◆ WHAT TO WORK ON
Of the lines in the listing below, count those containing "External". Provide the count and nothing else.
================================
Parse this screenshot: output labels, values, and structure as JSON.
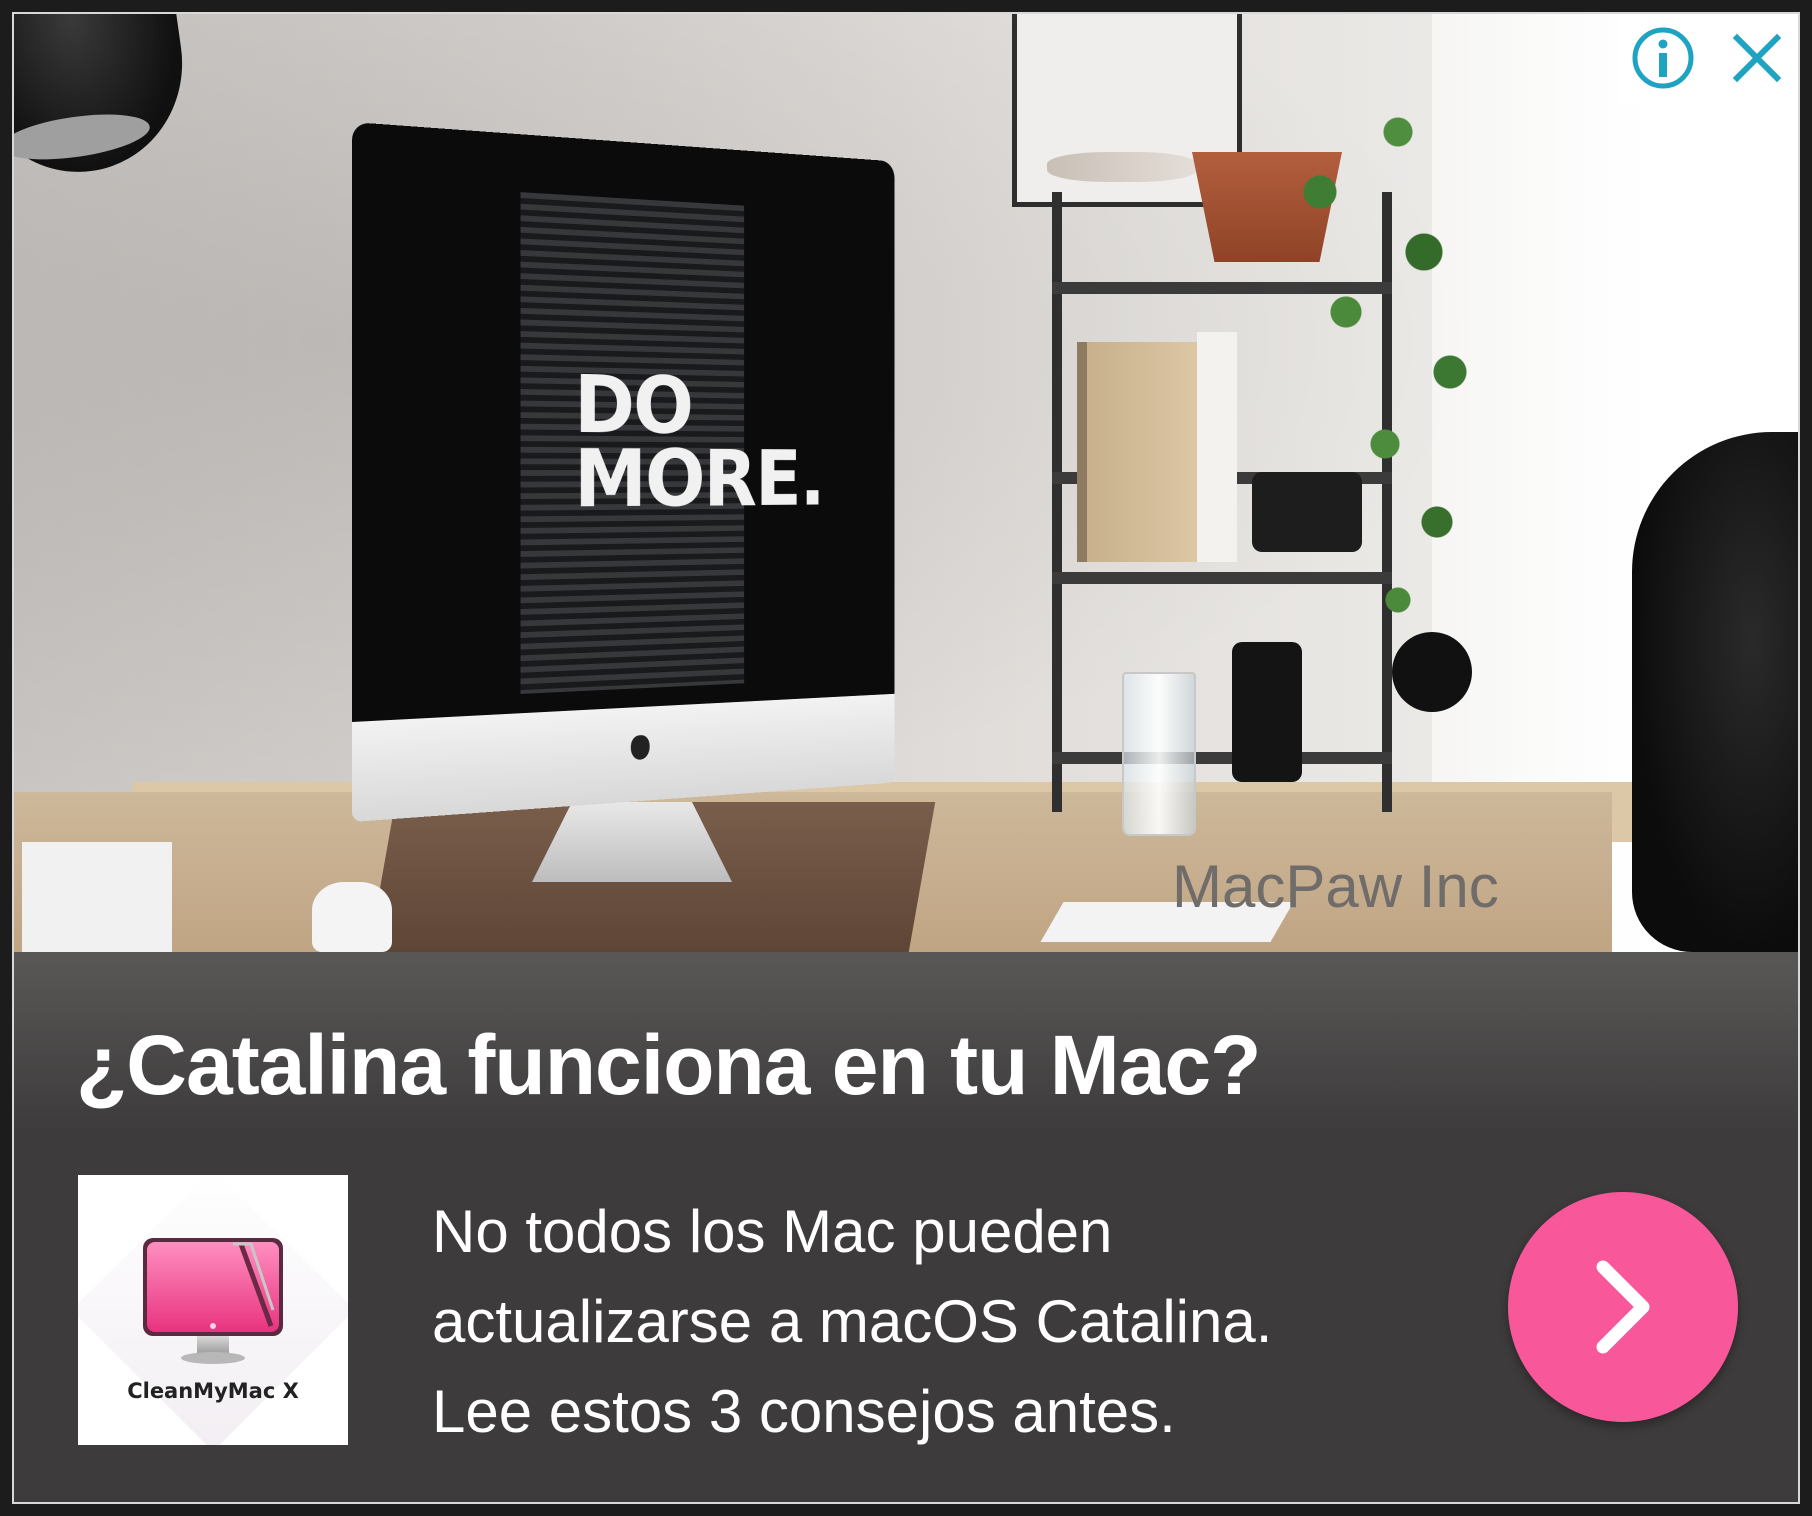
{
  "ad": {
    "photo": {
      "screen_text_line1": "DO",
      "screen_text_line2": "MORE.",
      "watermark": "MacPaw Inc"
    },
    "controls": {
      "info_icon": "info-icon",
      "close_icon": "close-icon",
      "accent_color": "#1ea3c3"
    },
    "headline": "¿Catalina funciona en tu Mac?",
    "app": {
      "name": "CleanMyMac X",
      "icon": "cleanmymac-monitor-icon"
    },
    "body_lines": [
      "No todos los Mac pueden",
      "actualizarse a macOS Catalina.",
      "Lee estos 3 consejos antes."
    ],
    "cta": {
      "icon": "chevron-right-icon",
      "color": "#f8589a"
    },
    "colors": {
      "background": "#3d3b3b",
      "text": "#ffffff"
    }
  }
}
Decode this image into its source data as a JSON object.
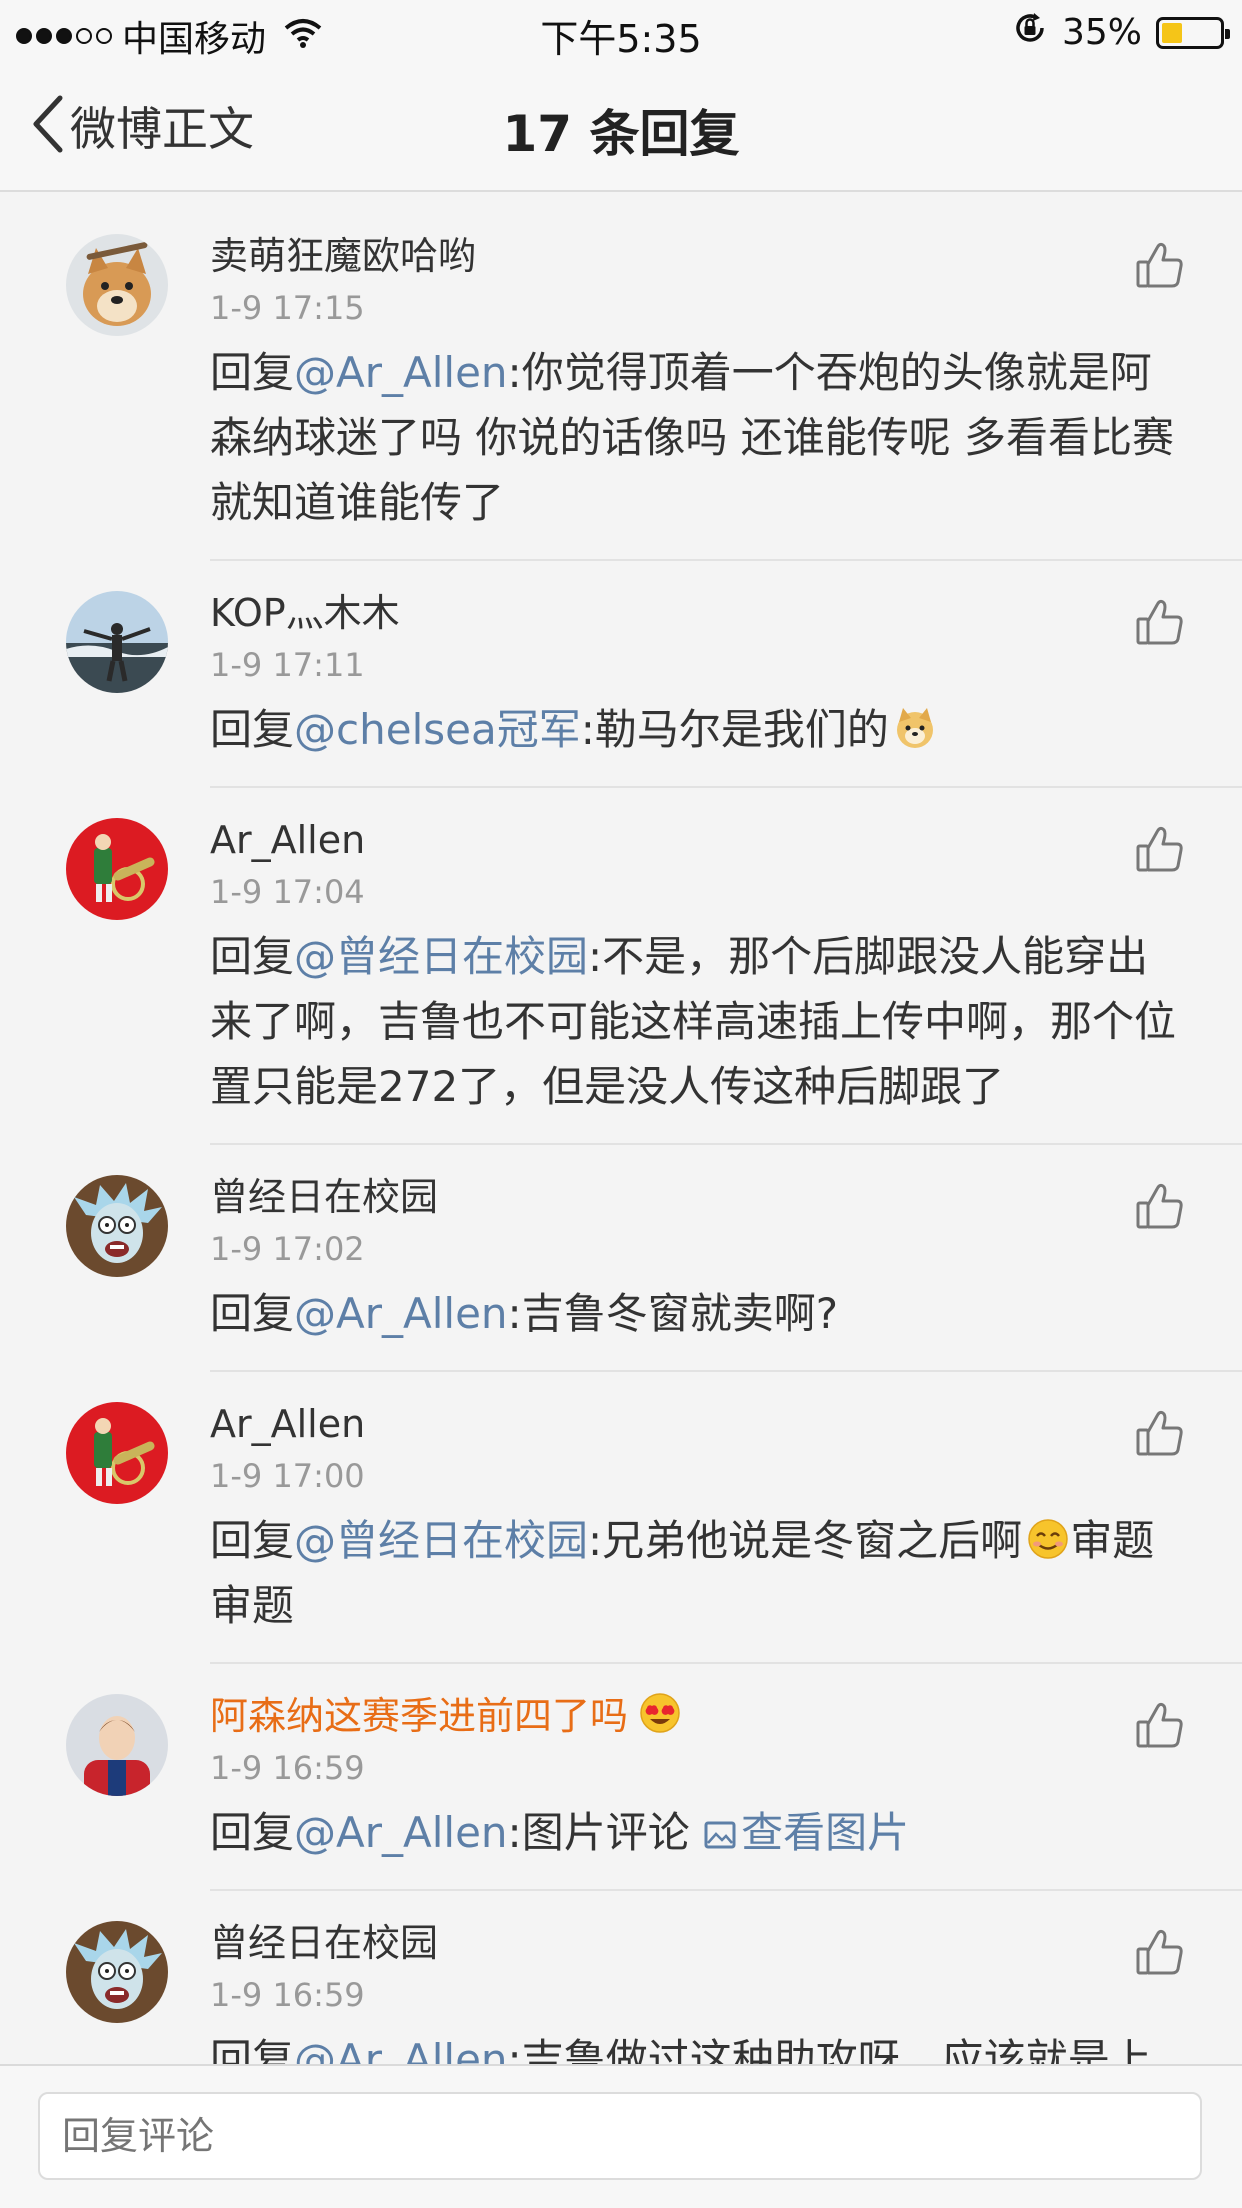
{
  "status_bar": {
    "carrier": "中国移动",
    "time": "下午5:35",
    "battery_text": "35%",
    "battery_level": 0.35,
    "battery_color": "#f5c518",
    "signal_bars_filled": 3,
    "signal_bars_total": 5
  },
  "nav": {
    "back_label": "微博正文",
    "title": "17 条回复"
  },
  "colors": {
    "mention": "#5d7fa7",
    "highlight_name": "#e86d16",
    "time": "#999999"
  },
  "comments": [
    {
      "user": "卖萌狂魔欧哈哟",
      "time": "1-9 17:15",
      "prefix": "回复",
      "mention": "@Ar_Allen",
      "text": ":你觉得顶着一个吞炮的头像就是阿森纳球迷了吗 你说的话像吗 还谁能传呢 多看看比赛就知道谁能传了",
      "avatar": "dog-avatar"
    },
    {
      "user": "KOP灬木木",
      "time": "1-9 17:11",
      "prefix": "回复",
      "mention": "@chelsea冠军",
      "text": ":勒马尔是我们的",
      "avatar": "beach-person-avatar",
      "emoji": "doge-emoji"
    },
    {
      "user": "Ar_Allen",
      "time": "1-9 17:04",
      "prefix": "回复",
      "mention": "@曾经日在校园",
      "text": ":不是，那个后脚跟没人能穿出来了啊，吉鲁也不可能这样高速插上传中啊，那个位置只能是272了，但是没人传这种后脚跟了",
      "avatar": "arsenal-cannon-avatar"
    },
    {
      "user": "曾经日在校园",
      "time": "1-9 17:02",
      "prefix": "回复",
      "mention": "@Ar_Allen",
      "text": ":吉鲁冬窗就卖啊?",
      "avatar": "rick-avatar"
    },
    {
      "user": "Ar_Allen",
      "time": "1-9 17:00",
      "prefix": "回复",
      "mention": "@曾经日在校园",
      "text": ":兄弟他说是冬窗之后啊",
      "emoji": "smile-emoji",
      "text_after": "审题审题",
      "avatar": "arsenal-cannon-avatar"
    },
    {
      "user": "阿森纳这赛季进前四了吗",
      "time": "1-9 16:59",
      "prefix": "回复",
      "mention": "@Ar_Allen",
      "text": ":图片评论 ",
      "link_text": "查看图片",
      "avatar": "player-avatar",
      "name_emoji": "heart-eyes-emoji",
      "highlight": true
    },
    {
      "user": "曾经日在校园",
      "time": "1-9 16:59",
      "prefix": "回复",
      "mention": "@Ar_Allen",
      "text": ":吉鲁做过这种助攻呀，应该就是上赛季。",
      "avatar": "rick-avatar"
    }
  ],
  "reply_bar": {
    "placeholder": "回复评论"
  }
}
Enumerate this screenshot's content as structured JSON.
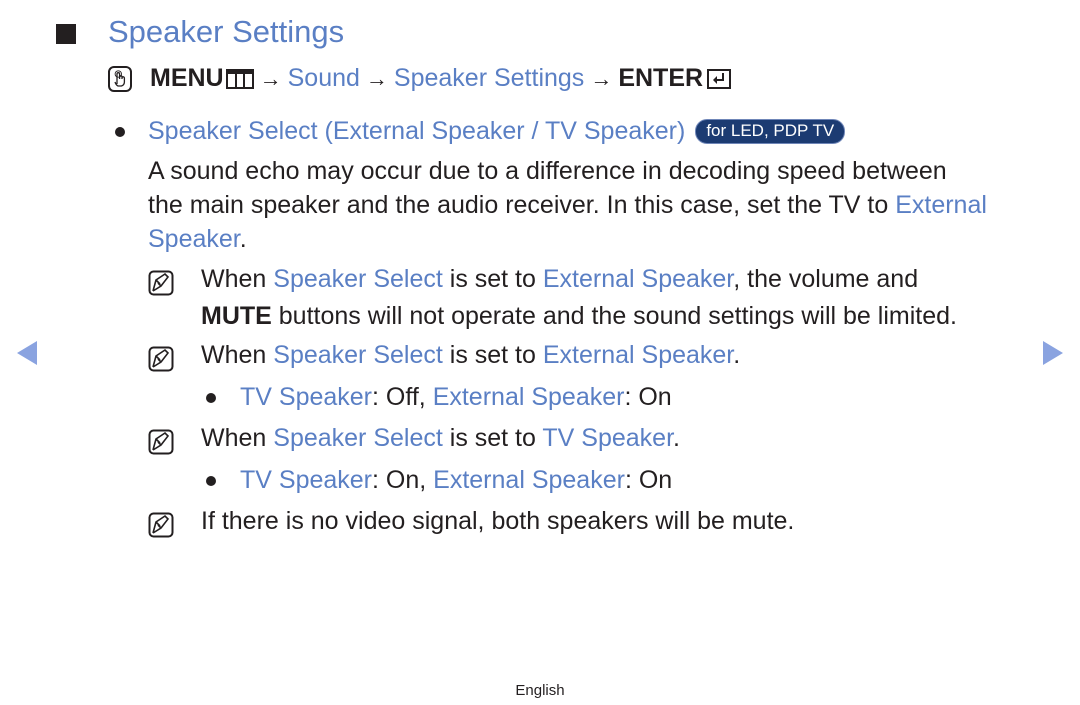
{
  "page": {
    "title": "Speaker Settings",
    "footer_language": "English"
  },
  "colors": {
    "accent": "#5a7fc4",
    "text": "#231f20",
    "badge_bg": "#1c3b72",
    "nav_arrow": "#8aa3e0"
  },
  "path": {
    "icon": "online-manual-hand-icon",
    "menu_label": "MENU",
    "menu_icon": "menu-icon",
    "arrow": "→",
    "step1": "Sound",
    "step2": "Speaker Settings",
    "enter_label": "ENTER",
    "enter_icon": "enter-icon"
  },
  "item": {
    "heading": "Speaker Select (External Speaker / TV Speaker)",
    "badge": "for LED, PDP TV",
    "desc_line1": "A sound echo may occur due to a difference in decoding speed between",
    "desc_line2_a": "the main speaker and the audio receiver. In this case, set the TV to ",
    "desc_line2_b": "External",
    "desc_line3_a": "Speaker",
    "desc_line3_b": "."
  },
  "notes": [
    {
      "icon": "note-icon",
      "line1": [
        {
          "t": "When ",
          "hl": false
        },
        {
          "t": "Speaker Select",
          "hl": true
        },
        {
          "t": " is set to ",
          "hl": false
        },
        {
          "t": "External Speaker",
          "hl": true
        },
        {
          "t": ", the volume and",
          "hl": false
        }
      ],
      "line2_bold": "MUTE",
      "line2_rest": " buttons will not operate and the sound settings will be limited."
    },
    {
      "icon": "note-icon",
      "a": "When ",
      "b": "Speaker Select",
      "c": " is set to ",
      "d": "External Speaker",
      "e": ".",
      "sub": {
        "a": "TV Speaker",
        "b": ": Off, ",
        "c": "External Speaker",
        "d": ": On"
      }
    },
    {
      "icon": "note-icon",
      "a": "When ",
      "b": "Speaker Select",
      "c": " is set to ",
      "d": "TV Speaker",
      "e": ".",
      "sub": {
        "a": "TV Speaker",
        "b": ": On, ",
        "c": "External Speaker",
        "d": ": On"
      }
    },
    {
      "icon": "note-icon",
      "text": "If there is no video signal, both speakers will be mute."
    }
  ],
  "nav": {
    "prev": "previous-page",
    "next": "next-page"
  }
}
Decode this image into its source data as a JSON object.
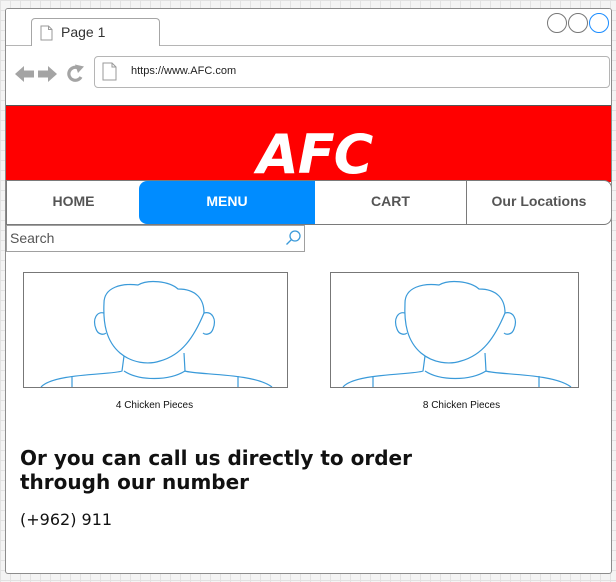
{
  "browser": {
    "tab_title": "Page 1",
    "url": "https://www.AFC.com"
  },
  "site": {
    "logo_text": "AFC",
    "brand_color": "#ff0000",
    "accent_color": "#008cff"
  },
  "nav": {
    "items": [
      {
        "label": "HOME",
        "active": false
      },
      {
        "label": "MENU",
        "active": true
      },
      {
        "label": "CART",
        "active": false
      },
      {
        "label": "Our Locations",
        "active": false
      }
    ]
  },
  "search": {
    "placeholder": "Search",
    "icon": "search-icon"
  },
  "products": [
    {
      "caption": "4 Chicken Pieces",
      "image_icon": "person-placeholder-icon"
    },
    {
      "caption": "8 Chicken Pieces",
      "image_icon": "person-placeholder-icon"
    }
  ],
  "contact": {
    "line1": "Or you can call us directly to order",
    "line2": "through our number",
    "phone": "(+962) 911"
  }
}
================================
◆ WORKED SOLUTION
6